UTS to build Australia’s first Indigenous residential college
Professor Michael McDaniel: At UTS we’ve found models that work in relation to every single area of Indigenous interest and we’re committed to sharing those across the sector. I think in that way UTS is perfectly positioned to have a national impact in relation to Indigenous higher education.
The majority of Aboriginal people at the moment don’t have a history of a university education and the idea of a career as such, doesn’t often exist.
We’re particularly excited about the concept of UTS establishing Australia’s first university Indigenous residential college. So for the first time in Australian history, Aboriginal and Torres Strait Islander people will be able to choose a College that has a celebration of their own identity, their own culture, their own traditions at its heart.
Marlee Silva: We’re really privilege here because UTS already does a great job of interacting Indigenous perspectives into our curriculum. I think the College though will take it that next step further. To have a space that’s really your own, and where we’re the hosts to everyone else.
Professor Attila Brungs: At this college we'll have Indigenous and non-Indigenous Australians coming together in an environment of absolute excellence; mentored by the community around them. And for the first time ever in Australia, and one of the few times in the world, this hothouse of talent will be connected right across Australia and overtime we’ll have thousands of graduates making a real difference in our society.
Adam Goodes: The students that are going to be coming to this college and having the benefit of getting a university degree; they’re going to be role models.

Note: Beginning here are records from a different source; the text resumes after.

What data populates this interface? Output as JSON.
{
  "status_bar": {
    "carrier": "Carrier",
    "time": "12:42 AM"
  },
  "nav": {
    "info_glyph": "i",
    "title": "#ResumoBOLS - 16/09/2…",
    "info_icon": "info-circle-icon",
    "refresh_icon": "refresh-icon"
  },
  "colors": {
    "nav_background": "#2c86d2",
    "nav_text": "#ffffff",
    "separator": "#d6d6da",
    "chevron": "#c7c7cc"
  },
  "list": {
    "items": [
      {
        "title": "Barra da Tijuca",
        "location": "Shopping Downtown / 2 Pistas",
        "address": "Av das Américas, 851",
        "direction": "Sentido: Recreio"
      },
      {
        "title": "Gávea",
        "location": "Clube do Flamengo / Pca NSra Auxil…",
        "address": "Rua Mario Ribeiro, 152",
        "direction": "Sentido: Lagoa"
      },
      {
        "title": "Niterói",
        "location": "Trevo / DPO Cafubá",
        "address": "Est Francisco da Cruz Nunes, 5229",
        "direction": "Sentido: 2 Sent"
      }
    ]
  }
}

Whether they know it or not, they're leaders, they’re showing to their siblings back home that going to university is the normal thing we do in our family.
Marlee Silva: As a society we're at a point in history where we need to make a decision about what our future looks like. And in this instance, and I think more and more people are realising everyday, that in order for us to have a successful future and to have a strong national identity that unites all people, we need to start with our first people.
Adam Goodes: Higher education can increase the life expectancy of Aboriginal and Torres Strait Islander people. It increases the money that they can earn in their career, and most importantly that connection to identity and culture.
Marlee Silva: The greatest honour of my life is to be able to say I’m an Aboriginal woman and I think that’s what this college is going to exude in every fibre.
This space is going to be so important because it’s not only for Aboriginal people but it’s a meeting place for Indigenous and non-Indigenous Australia. And we can all celebrate the founding culture of this nation together.
Attila Brungs: The whole focus of the college is around a strengths-based approach. But in doing so, it will absolutely close some of the gaps we have. We know, we have proven that higher education and access to higher education erases disadvantage.
Adam Goodes: We need those classroom educators that are going out there and studying law, studying engineering, all the courses that traditionally Aboriginal and Torres Strait Islander peoples haven’t gone into. We’re now breaking down those barriers for those students in creating environments like the college we’re creating here at UTS.
Attila Brungs: The college is not a building, it’s a community and it will be a lifelong community for a social purpose.
We acknowledge the Gadigal People of the Eora Nation upon whose ancestral lands our campus now stands. We acknowledge elders both past and present and recognise the contribution that Indigenous people make to the academic and cultural life of the university.